2. In the Event of Your Passing
If you pass away, the responsibility for loan repayment may fall to your next of kin or your estate. However, this process can take time, and if the loan is significantly overdue, it could potentially be written off.
3. Claim Mis-selling of Your Loan
If you were granted a loan that you couldn’t afford or if your loan was repeatedly increased without proper checks, you might be eligible to make a claim for mis-selling. While this is less common in the US, in the UK, over $1 billion in payday loans have been written off, and individuals have received compensation. Consider consulting with an attorney to determine if you have a strong case and if this option could lead to the loan being written off.
4. Loan Repayment in Full
If someone, such as a parent or spouse, pays off your loan entirely, the debt can be written off. This can be an opportunity to negotiate with the lender and potentially settle for a lower amount. For example, your relative could offer to pay a portion of the total due and communicate that further repayment would be challenging.
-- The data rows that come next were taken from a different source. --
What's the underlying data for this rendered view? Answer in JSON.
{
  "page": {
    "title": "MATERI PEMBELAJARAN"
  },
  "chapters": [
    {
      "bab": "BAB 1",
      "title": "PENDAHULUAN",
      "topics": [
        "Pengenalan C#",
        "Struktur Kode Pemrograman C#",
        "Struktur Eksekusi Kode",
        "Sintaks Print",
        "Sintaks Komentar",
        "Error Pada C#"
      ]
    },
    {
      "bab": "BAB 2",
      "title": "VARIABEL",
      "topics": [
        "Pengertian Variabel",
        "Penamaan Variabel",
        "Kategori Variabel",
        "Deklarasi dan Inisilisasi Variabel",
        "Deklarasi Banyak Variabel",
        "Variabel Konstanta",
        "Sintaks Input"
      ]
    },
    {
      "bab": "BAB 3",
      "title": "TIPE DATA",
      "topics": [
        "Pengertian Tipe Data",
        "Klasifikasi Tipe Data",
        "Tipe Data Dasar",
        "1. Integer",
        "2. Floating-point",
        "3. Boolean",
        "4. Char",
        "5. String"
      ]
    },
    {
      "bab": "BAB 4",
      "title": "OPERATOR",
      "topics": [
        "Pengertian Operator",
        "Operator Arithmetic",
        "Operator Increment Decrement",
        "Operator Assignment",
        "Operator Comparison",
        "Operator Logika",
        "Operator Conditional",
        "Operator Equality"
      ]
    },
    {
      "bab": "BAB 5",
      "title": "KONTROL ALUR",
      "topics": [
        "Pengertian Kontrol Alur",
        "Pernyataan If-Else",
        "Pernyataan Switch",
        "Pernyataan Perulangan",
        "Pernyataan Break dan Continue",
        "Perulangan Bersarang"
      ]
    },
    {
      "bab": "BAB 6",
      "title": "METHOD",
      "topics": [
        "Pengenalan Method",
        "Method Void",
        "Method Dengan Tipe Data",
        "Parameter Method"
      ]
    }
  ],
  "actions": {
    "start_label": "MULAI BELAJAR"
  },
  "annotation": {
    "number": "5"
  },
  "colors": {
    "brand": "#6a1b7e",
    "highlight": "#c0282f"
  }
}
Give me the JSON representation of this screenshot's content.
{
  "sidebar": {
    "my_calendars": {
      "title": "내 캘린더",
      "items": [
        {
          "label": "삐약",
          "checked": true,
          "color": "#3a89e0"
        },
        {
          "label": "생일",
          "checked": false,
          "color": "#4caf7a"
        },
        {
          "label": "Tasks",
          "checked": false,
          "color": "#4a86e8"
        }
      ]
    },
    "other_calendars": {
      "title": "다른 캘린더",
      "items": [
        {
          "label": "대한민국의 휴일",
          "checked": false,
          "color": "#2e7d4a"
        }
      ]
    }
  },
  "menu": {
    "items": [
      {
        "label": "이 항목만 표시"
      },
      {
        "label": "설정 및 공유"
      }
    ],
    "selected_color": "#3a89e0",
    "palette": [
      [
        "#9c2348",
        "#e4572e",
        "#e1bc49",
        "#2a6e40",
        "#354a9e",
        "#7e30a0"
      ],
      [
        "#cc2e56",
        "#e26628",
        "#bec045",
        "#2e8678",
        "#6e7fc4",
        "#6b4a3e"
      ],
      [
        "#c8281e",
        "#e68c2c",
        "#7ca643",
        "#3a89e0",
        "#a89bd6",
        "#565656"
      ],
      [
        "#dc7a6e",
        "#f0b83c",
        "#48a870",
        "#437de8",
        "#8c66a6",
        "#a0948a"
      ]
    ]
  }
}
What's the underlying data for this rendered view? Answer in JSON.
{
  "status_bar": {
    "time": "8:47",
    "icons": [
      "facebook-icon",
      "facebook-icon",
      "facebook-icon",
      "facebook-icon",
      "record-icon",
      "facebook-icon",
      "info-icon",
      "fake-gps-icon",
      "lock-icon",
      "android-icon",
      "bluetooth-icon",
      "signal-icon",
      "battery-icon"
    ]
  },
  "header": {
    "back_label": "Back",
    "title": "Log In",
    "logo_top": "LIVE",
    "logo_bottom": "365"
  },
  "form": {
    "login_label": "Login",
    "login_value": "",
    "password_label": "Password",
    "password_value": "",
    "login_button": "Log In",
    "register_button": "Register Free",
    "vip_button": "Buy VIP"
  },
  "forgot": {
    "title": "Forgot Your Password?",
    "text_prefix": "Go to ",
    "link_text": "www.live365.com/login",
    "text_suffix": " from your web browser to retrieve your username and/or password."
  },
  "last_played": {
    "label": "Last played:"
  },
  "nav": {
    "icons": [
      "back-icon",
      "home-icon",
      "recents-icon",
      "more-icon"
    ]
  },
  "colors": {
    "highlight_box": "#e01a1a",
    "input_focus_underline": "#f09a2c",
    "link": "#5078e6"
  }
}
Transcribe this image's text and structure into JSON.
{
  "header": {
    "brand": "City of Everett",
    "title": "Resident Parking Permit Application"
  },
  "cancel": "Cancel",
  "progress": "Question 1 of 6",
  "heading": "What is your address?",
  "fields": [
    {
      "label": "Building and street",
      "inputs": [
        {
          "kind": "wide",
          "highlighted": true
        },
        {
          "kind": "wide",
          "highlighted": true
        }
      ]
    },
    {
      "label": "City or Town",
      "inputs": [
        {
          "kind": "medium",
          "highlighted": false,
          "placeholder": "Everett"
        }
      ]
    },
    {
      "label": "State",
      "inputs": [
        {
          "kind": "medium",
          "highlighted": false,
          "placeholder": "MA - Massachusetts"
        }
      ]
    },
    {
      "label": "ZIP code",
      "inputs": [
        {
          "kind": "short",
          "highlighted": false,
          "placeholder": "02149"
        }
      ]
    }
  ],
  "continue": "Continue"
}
Some lenders may accept this and write off the remaining debt.
5. Lender Goes Out of Business
In the unfortunate event that the lender goes bankrupt or closes down, there may be a chance for the loan to be written off. When the company enters liquidation, they attempt to recover whatever they can, which could be a percentage of the loan amount. However, if the lender ceases to operate, there will be no active pursuit of repayment, providing an opportunity for negotiation and potentially settling for a reduced amount.
Is it Possible for Your Loan to be Written Off?
It can seem unfair to borrow money and then avoid paying it back. Remember, the lender has trusted you and provided you with a significant amount of money upfront.
However, there are some cases where your loan can be written off for valid reasons. One valid reason is if you have gone through bankruptcy or if you have received additional loans or top-ups without any further checks by the lender. If these top-ups or extensions were instantly approved, it may indicate that it was a no credit check loan, which could potentially make the loan void.
It is important not to assume that your loan has been written off. To confirm this, you should reach out to your lender and request written confirmation that there is no longer any outstanding balance.
A Helpful Guide on How to Have Your Loan Written Off
Step 1: Communicate with Your Lender
To start the process, it’s important to engage with your lender. Ignoring their emails, calls, and letters will only result in additional fees being added. Take the initiative to speak with them and discuss your situation. Be transparent about any bankruptcy or unemployment status. If you can only afford small amounts, come up with a plan (see plan below).
Step 2: Establish an Arrangement
An arrangement is a common method to gradually pay off an outstanding loan. This approach is recognized by all lenders. If you cannot make a one-time payment of $100, for example, consider paying off $20 per month for 5 months. Keep in mind that your credit score might be slightly affected, but this formal arrangement will eventually lead to your loan being written off.
Step 3: Present Your Case
If you believe that you were eligible for loans, credit, or top-ups based on your financial position, mental health, income, or employment level, you can consult with an attorney to formally present your case for having the loan written off. This approach has proven successful in the UK and can serve as a means to explore your options, especially if you owe a significant amount of money.